"Goldfish and hamsters and white mice and even the little seed in the plastic cup they all die. So do we.
"And then remember the book about Dick and Jane and the first word you learned, the biggest word of all: LOOK! Everything you need to know is in there."
Thanks, Faughum, for saying it so nicely.
And thanks, Miss Poll for whatever it was you said and did that etched your name in my memory forever.
I remember some others.
Mrs. Anderson in the fourth grade. Her reputation preceded her. If you got Mrs. Anderson in fourth grade, it was something like the death sentence. Kids talked in hushed whispers about it during the summer months and on the first day of school, those consigned to her class went with fear and trembling to their assigned desks.
Somehow, Mrs. Anderson's reputation exceeded the reality. Her propensity for creating dread lay in expecting us to do the work she assigned and to do it in the time she alloted. She expected us to be on time and sit in the seats she specified unless there was some reason to be out of them. I remember her name.
I remember Miss Matz, who taught Spanish and math in high school. She had been to Mexico and I assumed anyone who had been to Mexico knew just about everything there was to know.
Now, having recently returned from a trip to that fascinating country, I know that just about any addle-pated ninnypoo can go to Mexico.
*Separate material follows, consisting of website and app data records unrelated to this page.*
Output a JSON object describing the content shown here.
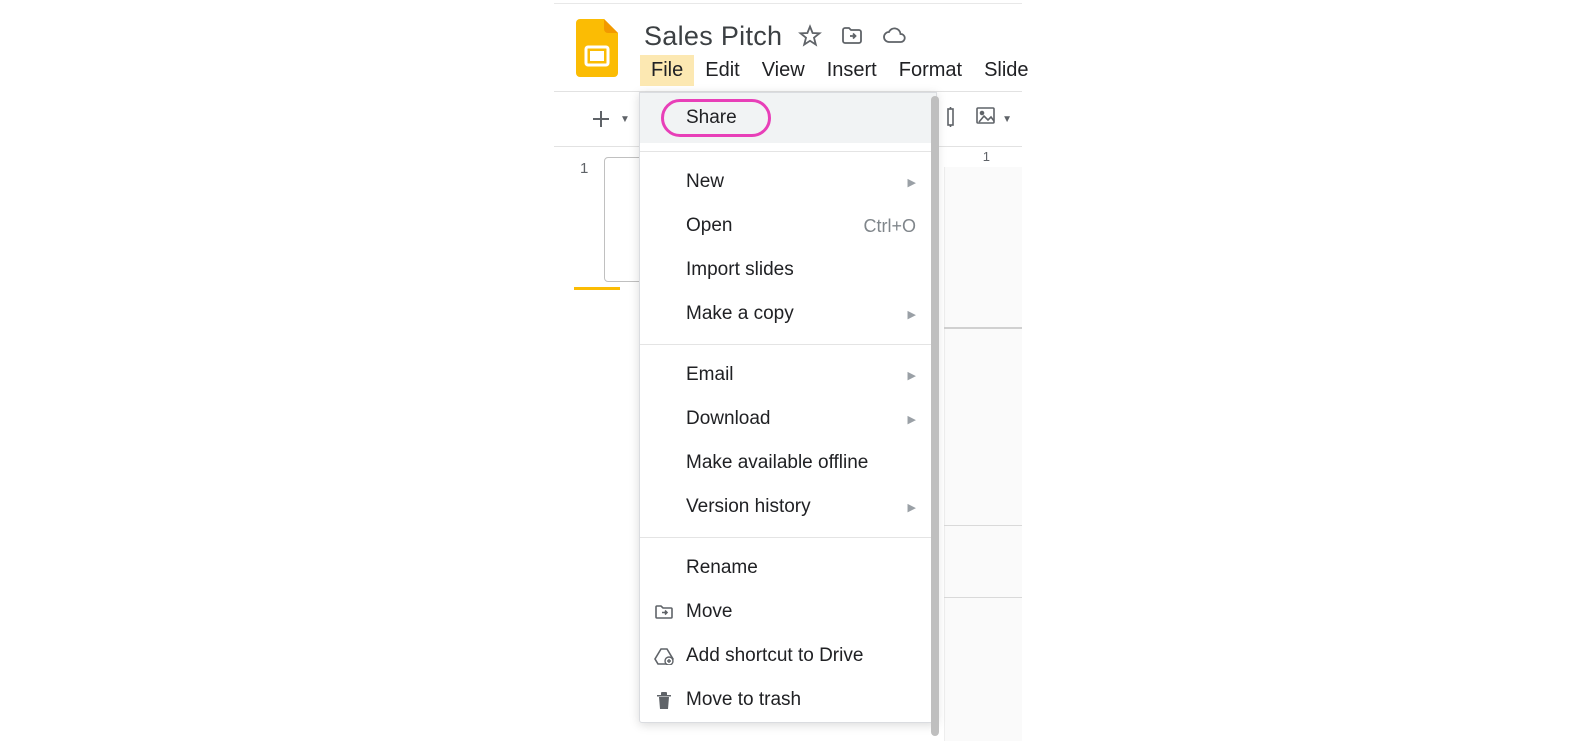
{
  "doc": {
    "title": "Sales Pitch"
  },
  "menubar": {
    "items": [
      "File",
      "Edit",
      "View",
      "Insert",
      "Format",
      "Slide"
    ],
    "active": "File"
  },
  "toolbar": {
    "new": "+"
  },
  "ruler": {
    "mark": "1"
  },
  "slidepanel": {
    "num": "1"
  },
  "menu": {
    "share": "Share",
    "new": "New",
    "open": "Open",
    "open_shortcut": "Ctrl+O",
    "import": "Import slides",
    "copy": "Make a copy",
    "email": "Email",
    "download": "Download",
    "offline": "Make available offline",
    "history": "Version history",
    "rename": "Rename",
    "move": "Move",
    "shortcut": "Add shortcut to Drive",
    "trash": "Move to trash"
  }
}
But Miss Matz gained a place in my memory because she had experienced The World and was willing to share that great benefit with us.
I remember Dead-Eye Dick for entirely different reasons. He was a Milquetoasty little man who persistently tapped his upper lip with a pencil and who lived with his parents. We were merciless. He left Lincoln County High School after a year, taking his parents with him.
We expected our teachers to have personalities we could either love or hate. Dead-Eye we could only pity and he didn't last in our school. The sadness is that he probably was stuffed with good things to teach us.
Others I remember more or less well. Some grades are a complete blank.
But, remember them or not, each of my teachers made a difference.
National Teacher Appreciation Day is next week. Gratefully I express my own appreciation.
Thanks, Miss Poll, Mrs. Anderson, Miss Matz thanks even to Dead-Eye, for teaching me something about the importance of being able to inter-relate with others. Thanks for becoming part of me.